The Terror Factor intentionally feels and looks like an 80s slasher (camera angles, dark shadows, fog machines, neon lighting, grainy film) which is a huge plus. But there isn’t much of a plot here. It’s virtually a series of unrelated kills that does little to deliver an actual narrative. A random guy gets it in his house in a scene that is meant to create suspense but goes on way too long. The main guy’s sister is involved in a pretty lengthy and pretty good chase scene. She also calls things she doesn’t like “gay,” which took me out of her scene quite a bit; it’s as distracting as the endless use of the “n” word in a Tarantino film. There’s a kill by a campfire. And finally, some actual kills happen in the Wilcox house.
As for the final confrontation, it takes place in a warehouse parking lot. WTF? This movie had so much potential for a tight plot. An escaped mental patient returns to the house where he killed his parents, only to find a group of kids are partying there…and another killer is already on the loose. Instead, it meanders all over the place, occasionally delivering an effective kill or chase scene.
The main buff baldy should have been the focal point of the whole movie—especially considering he is Garry Medeiros, the man who wrote and directed the movie! He makes an awesome final guy. His scene against Wilcox is awesome—as is the reveal of what’s really under Wilcox’s mask. EEK!
DARK FIELDS (2006)
As five kids jump in a car to head to a concert, if you can stand to listen to the endless adolescent banter (complete with an obnoxious guy you’ll want to die first), you’ll eventually arrive at the moment when they run out of gas and one of them heads to a nearby house looking for a phone.
When he doesn’t return, the others all go to the house, starting what becomes pretty much an entire movie about four kids exploring a really, really, really dark house.
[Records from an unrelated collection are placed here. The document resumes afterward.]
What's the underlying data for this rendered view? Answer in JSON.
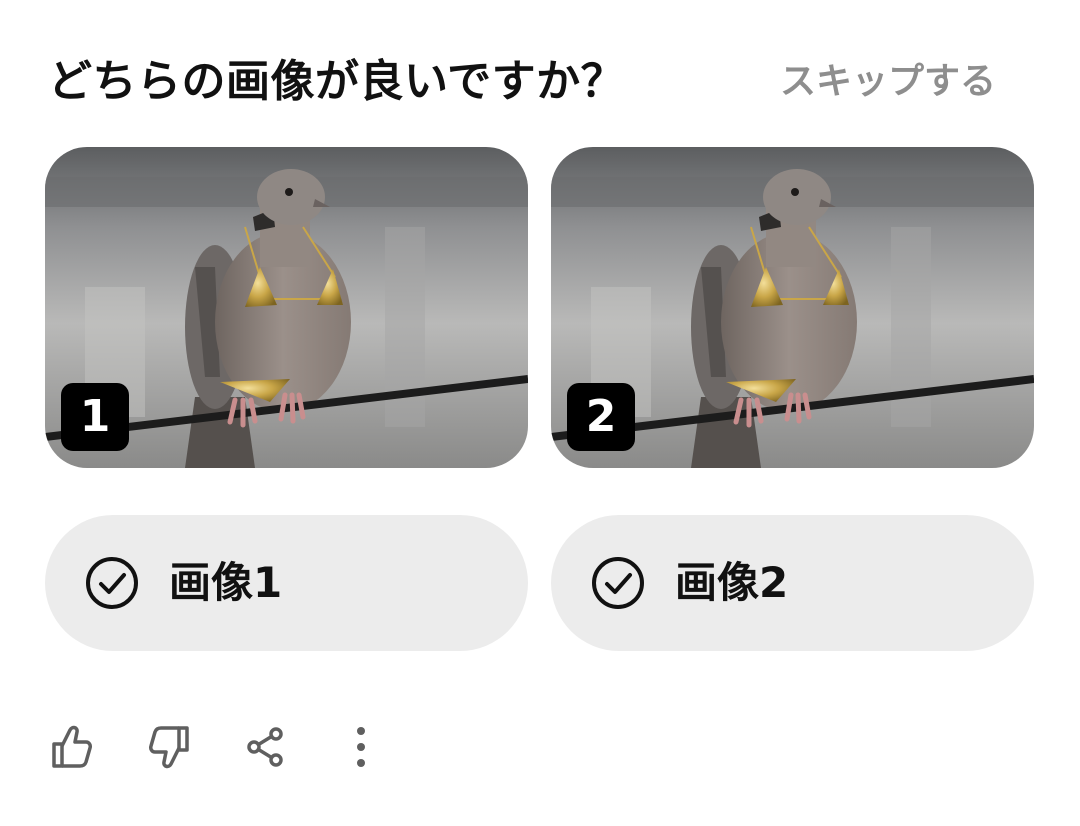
{
  "header": {
    "question": "どちらの画像が良いですか？",
    "skip_label": "スキップする"
  },
  "images": [
    {
      "badge": "1",
      "choice_label": "画像1"
    },
    {
      "badge": "2",
      "choice_label": "画像2"
    }
  ],
  "actions": {
    "icons": [
      "thumbs-up-icon",
      "thumbs-down-icon",
      "share-icon",
      "more-vert-icon"
    ]
  },
  "colors": {
    "badge_bg": "#000000",
    "choice_bg": "#ececec",
    "skip_text": "#8e8e8e",
    "icon_gray": "#5f5f5f"
  }
}
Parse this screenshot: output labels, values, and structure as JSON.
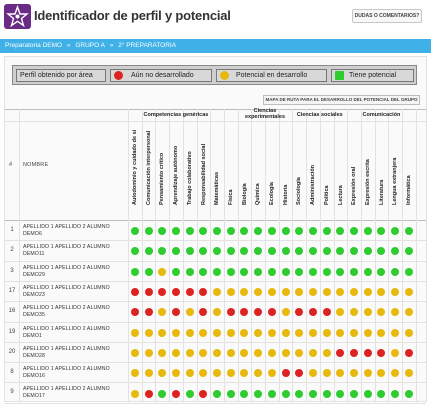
{
  "app": {
    "title": "Identificador de perfil y potencial",
    "help_button": "DUDAS O COMENTARIOS?"
  },
  "breadcrumb": [
    "Preparatoria DEMO",
    "GRUPO A",
    "2° PREPARATORIA"
  ],
  "breadcrumb_separator": "»",
  "legend": {
    "title": "Perfil obtenido por área",
    "items": [
      {
        "label": "Aún no desarrollado",
        "color": "#dd2222"
      },
      {
        "label": "Potencial en desarrollo",
        "color": "#e8b90d"
      },
      {
        "label": "Tiene potencial",
        "color": "#2ecc2e"
      }
    ]
  },
  "roadmap_button": "MAPA DE RUTA PARA EL DESARROLLO DEL POTENCIAL DEL GRUPO",
  "table": {
    "hash_header": "#",
    "name_header": "NOMBRE",
    "groups": [
      {
        "label": "Competencias genéricas",
        "span": 7
      },
      {
        "label": "",
        "span": 1
      },
      {
        "label": "Ciencias experimentales",
        "span": 4
      },
      {
        "label": "Ciencias sociales",
        "span": 4
      },
      {
        "label": "Comunicación",
        "span": 5
      }
    ],
    "subjects": [
      "Autodominio y cuidado de sí",
      "Comunicación interpersonal",
      "Pensamiento crítico",
      "Aprendizaje autónomo",
      "Trabajo colaborativo",
      "Responsabilidad social",
      "Matemáticas",
      "Física",
      "Biología",
      "Química",
      "Ecología",
      "Historia",
      "Sociología",
      "Administración",
      "Política",
      "Lectura",
      "Expresión oral",
      "Expresión escrita",
      "Literatura",
      "Lengua extranjera",
      "Informática"
    ],
    "status_colors": {
      "G": "#2ecc2e",
      "Y": "#e8b90d",
      "R": "#dd2222"
    },
    "rows": [
      {
        "num": "1",
        "name": "APELLIDO 1 APELLIDO 2 ALUMNO DEMO6",
        "status": "GGGGGGGGGGGGGGGGGGGGG"
      },
      {
        "num": "2",
        "name": "APELLIDO 1 APELLIDO 2 ALUMNO DEMO11",
        "status": "GGGGGGGGGGGGGGGGGGGGG"
      },
      {
        "num": "3",
        "name": "APELLIDO 1 APELLIDO 2 ALUMNO DEMO29",
        "status": "GGYGGGGGGGGGGGGGGGGGG"
      },
      {
        "num": "17",
        "name": "APELLIDO 1 APELLIDO 2 ALUMNO DEMO23",
        "status": "RRRRRRYYYYYYYYYYYYYYY"
      },
      {
        "num": "16",
        "name": "APELLIDO 1 APELLIDO 2 ALUMNO DEMO35",
        "status": "RRYRYRYRRRRYRRRYYYYYY"
      },
      {
        "num": "19",
        "name": "APELLIDO 1 APELLIDO 2 ALUMNO DEMO1",
        "status": "YYYYYYYYYYYYYYYYYYYYY"
      },
      {
        "num": "20",
        "name": "APELLIDO 1 APELLIDO 2 ALUMNO DEMO28",
        "status": "YYYYYYYYYYYYYYYRRRRYR"
      },
      {
        "num": "8",
        "name": "APELLIDO 1 APELLIDO 2 ALUMNO DEMO16",
        "status": "YYYYYYYYYYYRRYYYYYYYY"
      },
      {
        "num": "9",
        "name": "APELLIDO 1 APELLIDO 2 ALUMNO DEMO17",
        "status": "YRGRGRGGGGGGGGGGGGGGG"
      }
    ]
  }
}
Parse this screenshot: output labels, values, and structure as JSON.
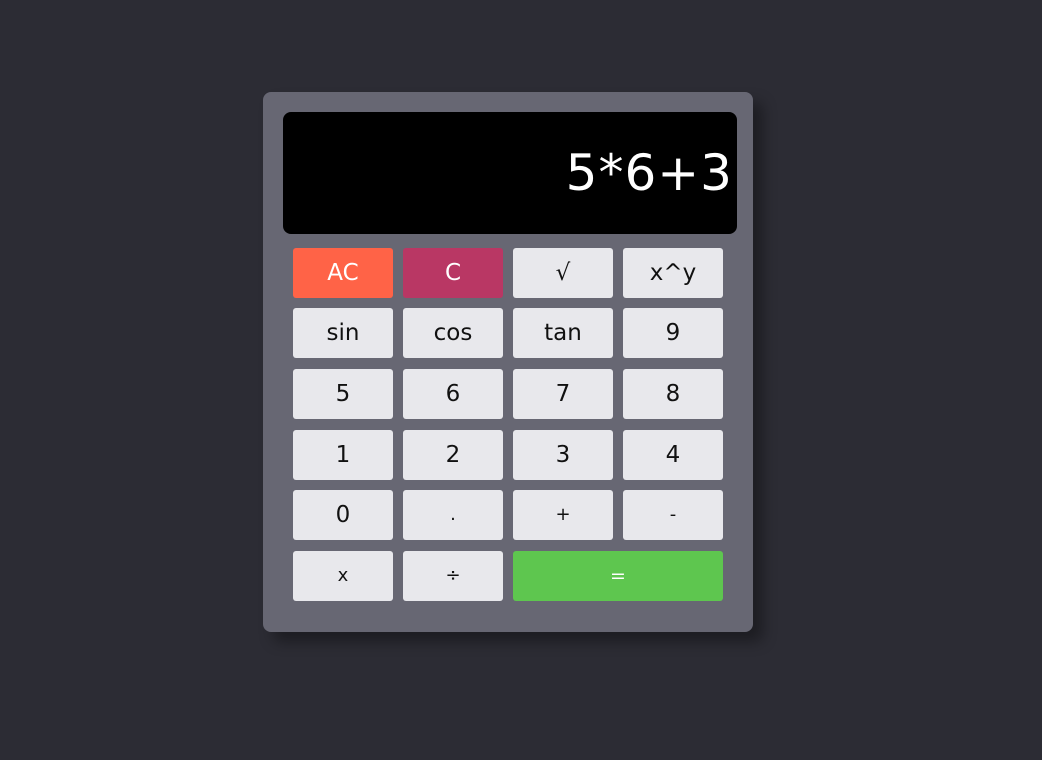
{
  "display": {
    "expression": "5*6+3"
  },
  "keys": {
    "ac": "AC",
    "c": "C",
    "sqrt": "√",
    "power": "x^y",
    "sin": "sin",
    "cos": "cos",
    "tan": "tan",
    "nine": "9",
    "five": "5",
    "six": "6",
    "seven": "7",
    "eight": "8",
    "one": "1",
    "two": "2",
    "three": "3",
    "four": "4",
    "zero": "0",
    "decimal": ".",
    "plus": "+",
    "minus": "-",
    "multiply": "x",
    "divide": "÷",
    "equals": "="
  },
  "colors": {
    "page_background": "#2c2c34",
    "calculator_body": "#676773",
    "display_background": "#000000",
    "key_background": "#e8e8ec",
    "all_clear": "#ff6347",
    "clear": "#b93764",
    "equals": "#5ec64f"
  }
}
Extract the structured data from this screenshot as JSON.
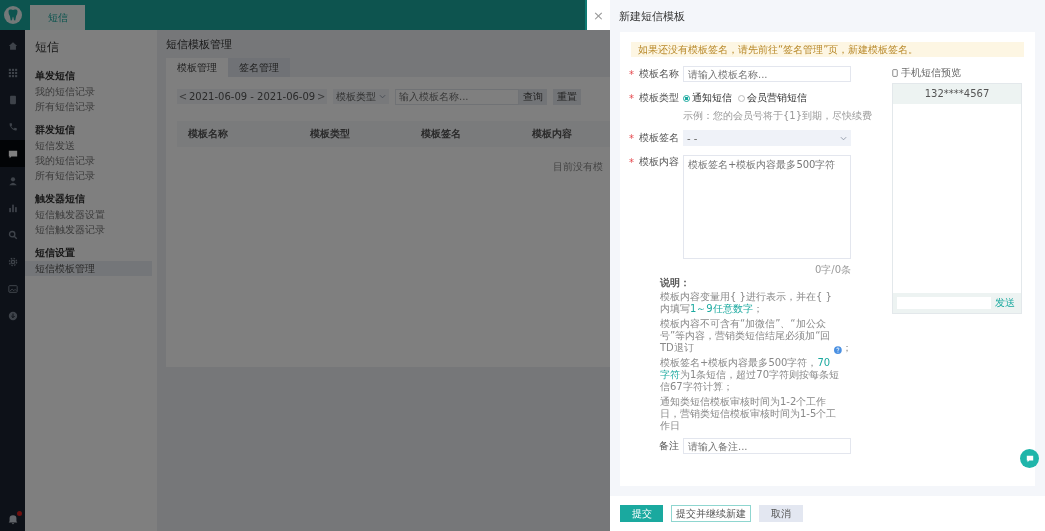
{
  "rail": {
    "items": [
      {
        "kind": "home",
        "selected": false
      },
      {
        "kind": "grid",
        "selected": false
      },
      {
        "kind": "document",
        "selected": false
      },
      {
        "kind": "phone",
        "selected": false
      },
      {
        "kind": "chat",
        "selected": true
      },
      {
        "kind": "user",
        "selected": false
      },
      {
        "kind": "chart",
        "selected": false
      },
      {
        "kind": "search",
        "selected": false
      },
      {
        "kind": "gear",
        "selected": false
      },
      {
        "kind": "image",
        "selected": false
      },
      {
        "kind": "download",
        "selected": false
      }
    ],
    "bell_badge": true
  },
  "top_tabs": [
    {
      "label": "短信",
      "selected": true
    }
  ],
  "sidebar": {
    "title": "短信",
    "groups": [
      {
        "heading": "单发短信",
        "items": [
          {
            "label": "我的短信记录",
            "selected": false
          },
          {
            "label": "所有短信记录",
            "selected": false
          }
        ]
      },
      {
        "heading": "群发短信",
        "items": [
          {
            "label": "短信发送",
            "selected": false
          },
          {
            "label": "我的短信记录",
            "selected": false
          },
          {
            "label": "所有短信记录",
            "selected": false
          }
        ]
      },
      {
        "heading": "触发器短信",
        "items": [
          {
            "label": "短信触发器设置",
            "selected": false
          },
          {
            "label": "短信触发器记录",
            "selected": false
          }
        ]
      },
      {
        "heading": "短信设置",
        "items": [
          {
            "label": "短信模板管理",
            "selected": true
          }
        ]
      }
    ]
  },
  "main": {
    "title": "短信模板管理",
    "tabs": [
      {
        "label": "模板管理",
        "selected": true
      },
      {
        "label": "签名管理",
        "selected": false
      }
    ],
    "filters": {
      "prev": "<",
      "date_range": "2021-06-09 - 2021-06-09",
      "next": ">",
      "type_select": "模板类型",
      "search_placeholder": "输入模板名称...",
      "buttons": [
        "查询",
        "重置"
      ]
    },
    "table": {
      "columns": [
        "模板名称",
        "模板类型",
        "模板签名",
        "模板内容"
      ],
      "empty": "目前没有模"
    }
  },
  "drawer": {
    "close": "×",
    "title": "新建短信模板",
    "alert": "如果还没有模板签名，请先前往“签名管理”页，新建模板签名。",
    "name_field": {
      "label": "模板名称",
      "required_mark": "*",
      "placeholder": "请输入模板名称..."
    },
    "type_field": {
      "label": "模板类型",
      "required_mark": "*",
      "options": [
        {
          "label": "通知短信",
          "selected": true
        },
        {
          "label": "会员营销短信",
          "selected": false
        }
      ],
      "hint": "示例：您的会员号将于{1}到期，尽快续费"
    },
    "signature_field": {
      "label": "模板签名",
      "required_mark": "*",
      "value": "- -"
    },
    "content_field": {
      "label": "模板内容",
      "required_mark": "*",
      "placeholder": "模板签名+模板内容最多500字符",
      "counter": "0字/0条"
    },
    "notes": {
      "title": "说明：",
      "items": [
        {
          "text": "模板内容变量用{ }进行表示，并在{ }内填写**1～9任意数字**；",
          "help": false
        },
        {
          "text": "模板内容不可含有“加微信”、“加公众号”等内容，营销类短信结尾必须加“回TD退订",
          "help": true,
          "tail": "；"
        },
        {
          "text": "模板签名+模板内容最多500字符，**70字符**为1条短信，超过70字符则按每条短信67字符计算；",
          "help": false
        },
        {
          "text": "通知类短信模板审核时间为1-2个工作日，营销类短信模板审核时间为1-5个工作日",
          "help": false
        }
      ]
    },
    "remark_field": {
      "label": "备注",
      "placeholder": "请输入备注..."
    },
    "preview": {
      "title": "手机短信预览",
      "phone": "132****4567",
      "send": "发送"
    },
    "footer": {
      "submit": "提交",
      "submit_continue": "提交并继续新建",
      "cancel": "取消"
    }
  }
}
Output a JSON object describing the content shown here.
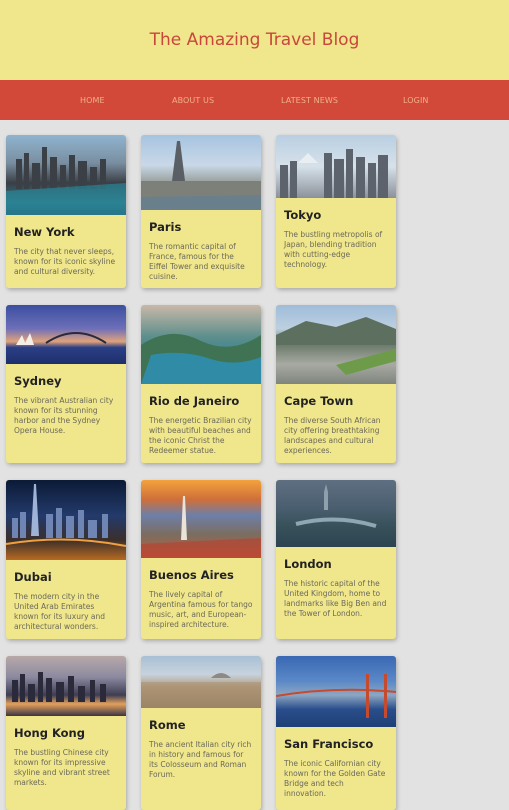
{
  "header": {
    "title": "The Amazing Travel Blog"
  },
  "nav": {
    "items": [
      "HOME",
      "ABOUT US",
      "LATEST NEWS",
      "LOGIN"
    ]
  },
  "cards": [
    {
      "name": "New York",
      "desc": "The city that never sleeps, known for its iconic skyline and cultural diversity."
    },
    {
      "name": "Paris",
      "desc": "The romantic capital of France, famous for the Eiffel Tower and exquisite cuisine."
    },
    {
      "name": "Tokyo",
      "desc": "The bustling metropolis of Japan, blending tradition with cutting-edge technology."
    },
    {
      "name": "Sydney",
      "desc": "The vibrant Australian city known for its stunning harbor and the Sydney Opera House."
    },
    {
      "name": "Rio de Janeiro",
      "desc": "The energetic Brazilian city with beautiful beaches and the iconic Christ the Redeemer statue."
    },
    {
      "name": "Cape Town",
      "desc": "The diverse South African city offering breathtaking landscapes and cultural experiences."
    },
    {
      "name": "Dubai",
      "desc": "The modern city in the United Arab Emirates known for its luxury and architectural wonders."
    },
    {
      "name": "Buenos Aires",
      "desc": "The lively capital of Argentina famous for tango music, art, and European-inspired architecture."
    },
    {
      "name": "London",
      "desc": "The historic capital of the United Kingdom, home to landmarks like Big Ben and the Tower of London."
    },
    {
      "name": "Hong Kong",
      "desc": "The bustling Chinese city known for its impressive skyline and vibrant street markets."
    },
    {
      "name": "Rome",
      "desc": "The ancient Italian city rich in history and famous for its Colosseum and Roman Forum."
    },
    {
      "name": "San Francisco",
      "desc": "The iconic Californian city known for the Golden Gate Bridge and tech innovation."
    }
  ]
}
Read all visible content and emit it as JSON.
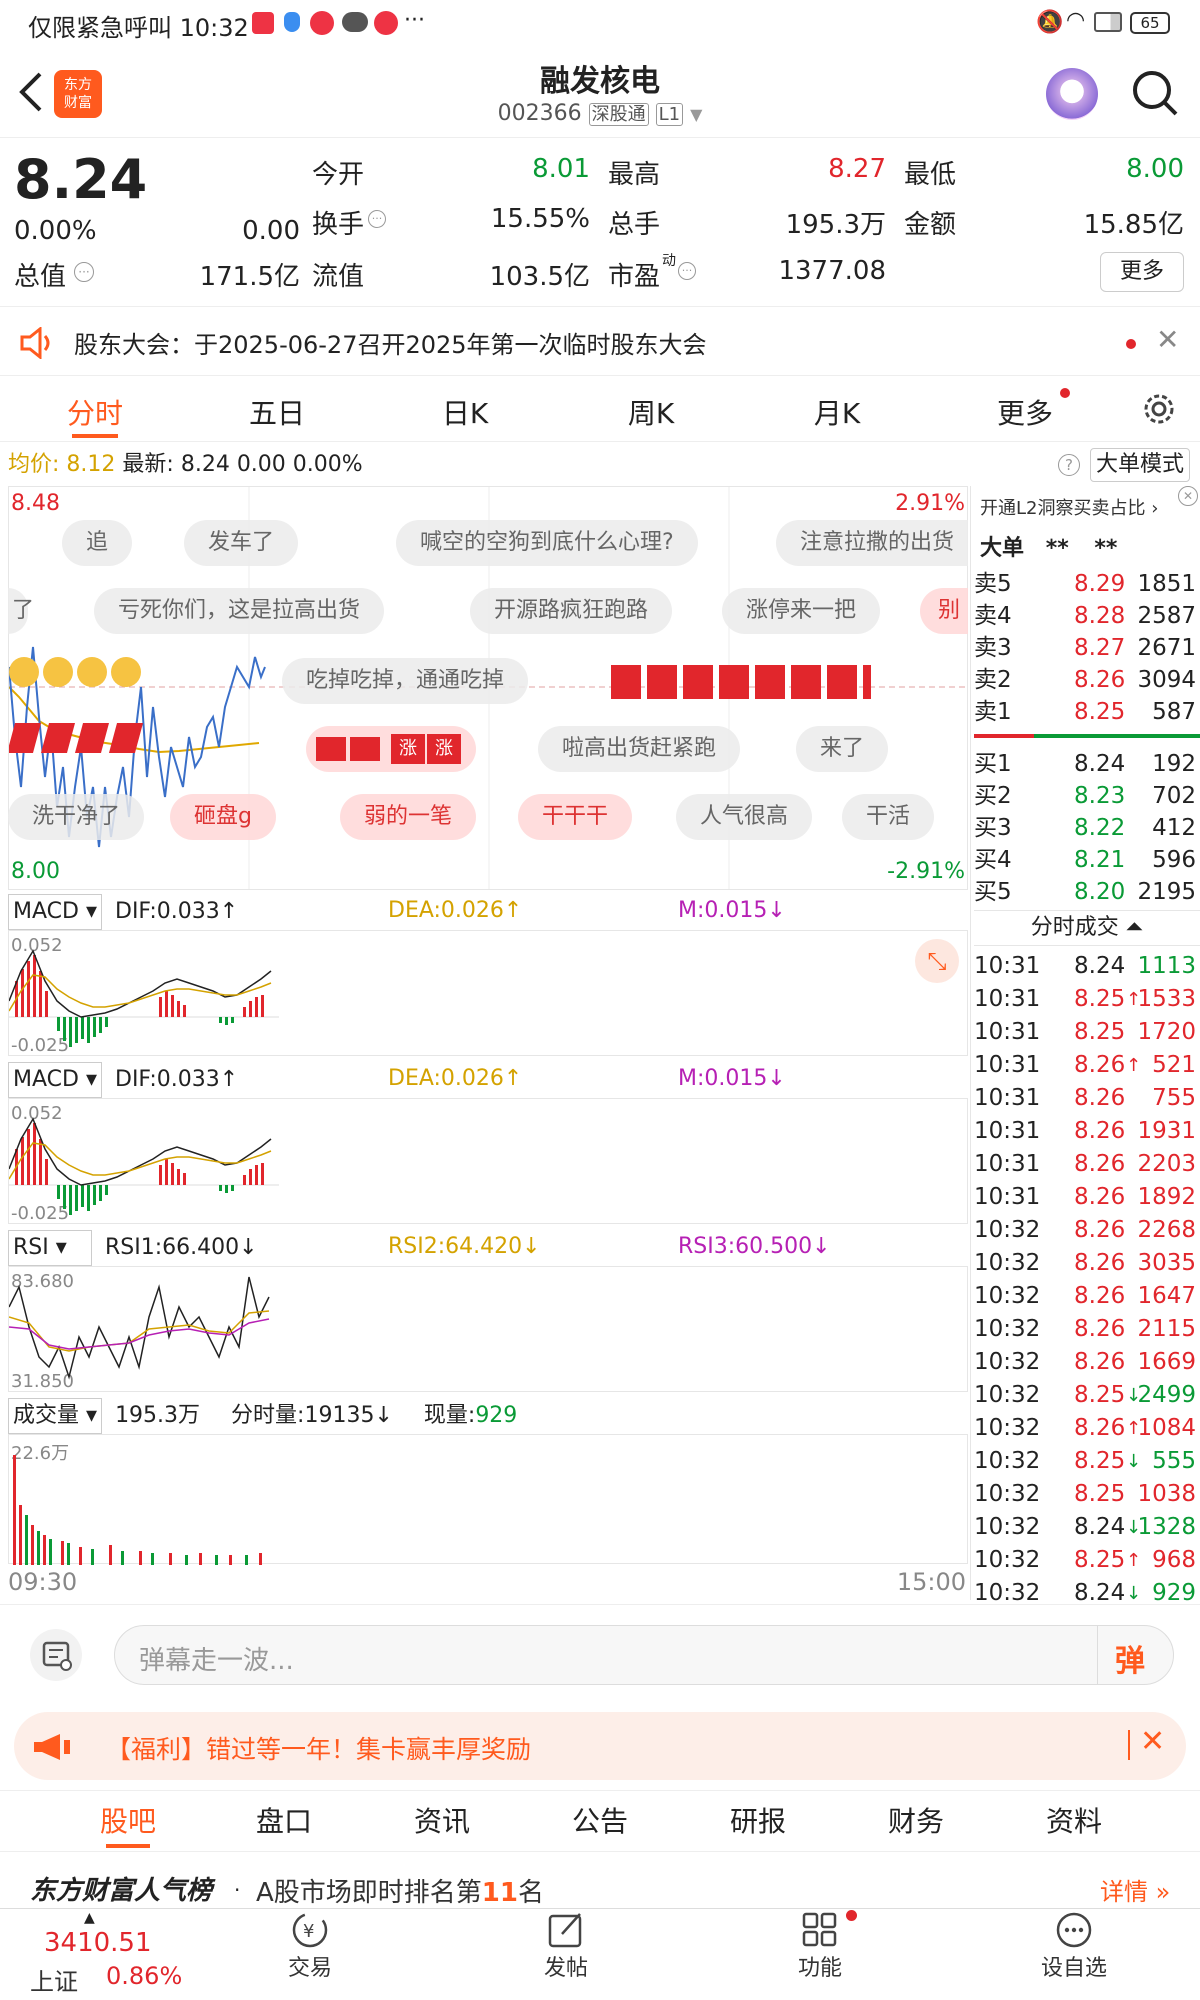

Eventually, a couple die with little gore, we meet the killer—a big guy in a jumpsuit with Samara hair over his face—the two remaining girls find a shrine room with newspaper clippings on the wall that explain everything, and they end up being chased to a butcher shop, where the big final confrontation takes place.
There are so many stretches of nothing happening in the film, a low body count, and no feeling of connection to the characters. Even the killer gets little chance to deliver a menacing experience. And the main girl seems to want to be killed, because she just keeps making stupid, ridiculously brazen moves.
There was one part of the film that I really liked because there was something humorous about it, and it involves the girls interacting with a guy who gives them a ride to the butcher shop. Great scene.